**Your task:** Set the records down again in full, with every word kept.

Stored items

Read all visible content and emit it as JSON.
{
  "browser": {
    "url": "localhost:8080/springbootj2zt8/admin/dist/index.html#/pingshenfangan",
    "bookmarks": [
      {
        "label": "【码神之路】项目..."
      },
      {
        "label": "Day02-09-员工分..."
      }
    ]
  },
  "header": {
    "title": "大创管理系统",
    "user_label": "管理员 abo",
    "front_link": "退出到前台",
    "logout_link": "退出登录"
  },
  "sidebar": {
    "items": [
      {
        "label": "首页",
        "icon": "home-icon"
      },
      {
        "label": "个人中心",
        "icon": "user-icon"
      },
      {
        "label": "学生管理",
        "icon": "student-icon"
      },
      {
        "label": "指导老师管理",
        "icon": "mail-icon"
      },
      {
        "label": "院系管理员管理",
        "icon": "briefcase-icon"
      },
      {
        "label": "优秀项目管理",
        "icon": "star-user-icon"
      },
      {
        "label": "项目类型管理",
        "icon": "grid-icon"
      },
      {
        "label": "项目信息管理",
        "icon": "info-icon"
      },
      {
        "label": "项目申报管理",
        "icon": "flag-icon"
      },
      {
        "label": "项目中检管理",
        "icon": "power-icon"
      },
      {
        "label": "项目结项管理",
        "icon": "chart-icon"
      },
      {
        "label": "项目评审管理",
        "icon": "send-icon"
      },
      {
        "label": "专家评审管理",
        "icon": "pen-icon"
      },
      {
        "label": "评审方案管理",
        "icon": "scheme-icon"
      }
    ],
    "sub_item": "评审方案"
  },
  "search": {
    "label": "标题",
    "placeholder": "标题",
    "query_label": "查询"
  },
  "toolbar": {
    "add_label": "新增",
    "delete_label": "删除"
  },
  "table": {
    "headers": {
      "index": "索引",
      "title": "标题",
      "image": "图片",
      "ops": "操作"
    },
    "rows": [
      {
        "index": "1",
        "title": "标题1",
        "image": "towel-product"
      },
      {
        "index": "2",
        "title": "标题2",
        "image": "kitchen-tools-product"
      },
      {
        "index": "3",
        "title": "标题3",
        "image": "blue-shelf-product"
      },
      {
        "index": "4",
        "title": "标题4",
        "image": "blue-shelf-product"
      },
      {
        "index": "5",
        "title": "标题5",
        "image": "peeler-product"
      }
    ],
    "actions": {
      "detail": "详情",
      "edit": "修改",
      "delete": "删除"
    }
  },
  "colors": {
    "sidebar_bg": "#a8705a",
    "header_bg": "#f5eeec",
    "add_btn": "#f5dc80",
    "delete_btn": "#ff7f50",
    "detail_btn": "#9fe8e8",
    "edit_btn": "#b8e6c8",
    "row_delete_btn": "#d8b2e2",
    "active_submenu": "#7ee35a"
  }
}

**Exercise output:**
Read all visible content and emit it as JSON.
{
  "browser": {
    "url": "localhost:8080/springbootj2zt8/admin/dist/index.html#/pingshenfangan",
    "bookmarks": [
      {
        "label": "【码神之路】项目..."
      },
      {
        "label": "Day02-09-员工分..."
      }
    ]
  },
  "header": {
    "title": "大创管理系统",
    "user_label": "管理员 abo",
    "front_link": "退出到前台",
    "logout_link": "退出登录"
  },
  "sidebar": {
    "items": [
      {
        "label": "首页",
        "icon": "home-icon"
      },
      {
        "label": "个人中心",
        "icon": "user-icon"
      },
      {
        "label": "学生管理",
        "icon": "student-icon"
      },
      {
        "label": "指导老师管理",
        "icon": "mail-icon"
      },
      {
        "label": "院系管理员管理",
        "icon": "briefcase-icon"
      },
      {
        "label": "优秀项目管理",
        "icon": "star-user-icon"
      },
      {
        "label": "项目类型管理",
        "icon": "grid-icon"
      },
      {
        "label": "项目信息管理",
        "icon": "info-icon"
      },
      {
        "label": "项目申报管理",
        "icon": "flag-icon"
      },
      {
        "label": "项目中检管理",
        "icon": "power-icon"
      },
      {
        "label": "项目结项管理",
        "icon": "chart-icon"
      },
      {
        "label": "项目评审管理",
        "icon": "send-icon"
      },
      {
        "label": "专家评审管理",
        "icon": "pen-icon"
      },
      {
        "label": "评审方案管理",
        "icon": "scheme-icon"
      }
    ],
    "sub_item": "评审方案"
  },
  "search": {
    "label": "标题",
    "placeholder": "标题",
    "query_label": "查询"
  },
  "toolbar": {
    "add_label": "新增",
    "delete_label": "删除"
  },
  "table": {
    "headers": {
      "index": "索引",
      "title": "标题",
      "image": "图片",
      "ops": "操作"
    },
    "rows": [
      {
        "index": "1",
        "title": "标题1",
        "image": "towel-product"
      },
      {
        "index": "2",
        "title": "标题2",
        "image": "kitchen-tools-product"
      },
      {
        "index": "3",
        "title": "标题3",
        "image": "blue-shelf-product"
      },
      {
        "index": "4",
        "title": "标题4",
        "image": "blue-shelf-product"
      },
      {
        "index": "5",
        "title": "标题5",
        "image": "peeler-product"
      }
    ],
    "actions": {
      "detail": "详情",
      "edit": "修改",
      "delete": "删除"
    }
  },
  "colors": {
    "sidebar_bg": "#a8705a",
    "header_bg": "#f5eeec",
    "add_btn": "#f5dc80",
    "delete_btn": "#ff7f50",
    "detail_btn": "#9fe8e8",
    "edit_btn": "#b8e6c8",
    "row_delete_btn": "#d8b2e2",
    "active_submenu": "#7ee35a"
  }
}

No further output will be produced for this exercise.